There was a tired look about the eyes of the adults. A well-worn, thread-bare beauty…one that is only forged in the fire. One that shines through after living through a devastating phone call, tears in an ICU, or behind closed doors in an office when a doctor suggests that the parents of his patient sit down. The children carried on as if they did not notice this depth in the atmosphere. They didn’t know any different. There was laughter. There was compassion. There were celebrations. There were tears. This picnic was not ordinary at all.
It was extraordinary.
Goodbyes were said at the end of the evening and well wishes were made.
Hugs were exchanged. Bonds had been strengthened.
And the families left to forge ahead on their journey…together.
And they all knew… it was anything but ordinary.
As a resident of this community you probably know that Richmond is considered one of the most physically fit communities in the entire country. From running events to extreme sports to dodgeball, Richmond offers something for everyone. And EVERYONE means athletes with physical disabilities and visual impairments and that is where Sportable comes in!
My parents came to the United States from Korea in the early 1960s to further their education. We moved often in my early years following their places of study and employment. While living in inner city Chicago in the early 1970s, it was rare to see Asians. Even though I spoke English fluently, I remember being teased often in elementary school and being stared at by strangers as if I were from another planet because I looked different.
Being a Special Needs parent can be a little lonely and a little overwhelming at times, so I ask for you to help me and all of those that need a voice .I ask that as parents, teachers or friends, you help in the ways you can.
Our “Whoo” for January is Claire Foster.
Claire Foster is a 19 year old student at Mills Godwin High School in Henrico County.

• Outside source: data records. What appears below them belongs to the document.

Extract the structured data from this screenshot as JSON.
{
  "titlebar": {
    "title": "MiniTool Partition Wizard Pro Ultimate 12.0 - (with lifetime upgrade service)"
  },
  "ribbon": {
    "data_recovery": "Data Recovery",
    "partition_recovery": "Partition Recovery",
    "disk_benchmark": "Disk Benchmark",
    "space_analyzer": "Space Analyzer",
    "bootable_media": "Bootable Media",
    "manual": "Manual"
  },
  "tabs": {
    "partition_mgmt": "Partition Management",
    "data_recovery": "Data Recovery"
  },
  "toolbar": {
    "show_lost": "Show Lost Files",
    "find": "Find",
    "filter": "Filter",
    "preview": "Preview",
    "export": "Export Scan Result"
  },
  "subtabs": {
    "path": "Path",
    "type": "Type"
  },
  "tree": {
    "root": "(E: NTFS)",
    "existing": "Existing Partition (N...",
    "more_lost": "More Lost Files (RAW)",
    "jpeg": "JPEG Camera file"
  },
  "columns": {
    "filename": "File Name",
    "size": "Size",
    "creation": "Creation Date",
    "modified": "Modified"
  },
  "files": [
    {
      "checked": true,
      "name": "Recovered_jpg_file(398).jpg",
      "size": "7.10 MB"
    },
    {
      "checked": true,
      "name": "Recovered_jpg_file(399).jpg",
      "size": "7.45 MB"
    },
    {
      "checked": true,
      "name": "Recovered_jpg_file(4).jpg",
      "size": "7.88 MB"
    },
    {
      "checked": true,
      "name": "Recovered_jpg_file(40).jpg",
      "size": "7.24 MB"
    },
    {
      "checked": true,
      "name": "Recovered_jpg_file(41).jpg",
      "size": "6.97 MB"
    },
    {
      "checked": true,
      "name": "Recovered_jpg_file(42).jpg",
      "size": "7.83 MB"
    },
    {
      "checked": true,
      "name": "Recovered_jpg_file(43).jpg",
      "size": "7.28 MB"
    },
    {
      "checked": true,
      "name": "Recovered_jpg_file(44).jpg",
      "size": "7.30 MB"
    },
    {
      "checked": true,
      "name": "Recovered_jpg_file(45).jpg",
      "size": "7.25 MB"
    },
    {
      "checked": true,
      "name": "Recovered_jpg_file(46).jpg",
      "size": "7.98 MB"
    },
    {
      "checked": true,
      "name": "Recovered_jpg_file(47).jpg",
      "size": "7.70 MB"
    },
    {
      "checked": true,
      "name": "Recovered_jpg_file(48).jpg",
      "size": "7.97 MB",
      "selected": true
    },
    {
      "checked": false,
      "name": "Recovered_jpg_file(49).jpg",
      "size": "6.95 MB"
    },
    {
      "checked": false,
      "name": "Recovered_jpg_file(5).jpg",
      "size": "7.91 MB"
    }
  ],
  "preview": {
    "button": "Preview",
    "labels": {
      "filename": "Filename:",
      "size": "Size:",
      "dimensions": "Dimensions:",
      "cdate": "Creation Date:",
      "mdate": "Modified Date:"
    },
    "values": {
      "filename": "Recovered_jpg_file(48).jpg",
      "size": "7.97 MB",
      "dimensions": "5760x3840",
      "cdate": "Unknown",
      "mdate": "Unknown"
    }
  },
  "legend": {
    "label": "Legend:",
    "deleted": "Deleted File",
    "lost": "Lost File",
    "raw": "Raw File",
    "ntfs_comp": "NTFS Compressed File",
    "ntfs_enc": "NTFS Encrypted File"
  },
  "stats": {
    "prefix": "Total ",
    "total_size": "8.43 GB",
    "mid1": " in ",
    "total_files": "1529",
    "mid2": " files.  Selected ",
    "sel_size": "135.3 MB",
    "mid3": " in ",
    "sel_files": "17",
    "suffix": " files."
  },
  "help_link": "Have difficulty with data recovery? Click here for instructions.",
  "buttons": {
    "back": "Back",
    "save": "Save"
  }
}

She also attends Highland Springs Technical Center where she is in her second year of the Early Childhood Development Program. Prior to attending Henrico County Schools, Claire attended Northstar Academy, a private school for students with a wide range of disabilities, for twelve years. Claire’s first love is singing, dancing and acting—she has performed in over 12 shows with Richmond CYT/CharacterWorks. She has also participated in shows and one act competitions with Chesterfield Children’s Theater as well as three LIVE ART productions with SPARC. She performed in her high school’s production of Little Shop of Horrors and was recently inducted into Godwin High’s thespian society. In addition to theater, Claire is involved with the young adult group at her church, West End Assembly of God, as well as the Richmond and West End branches of Young Life/Capernaum. She was a 2014 delegate to the Youth Leadership Forum sponsored by the Partnership for People with Disabilities and attended the I’m Determined Summit for youth with disabilities in 2012. She loves dogs, Disney, Broadway and hanging out with her friends.
There is a great deal of attention focused on the importance of executive functions for successful learning. Executive functions are skills that help your child develop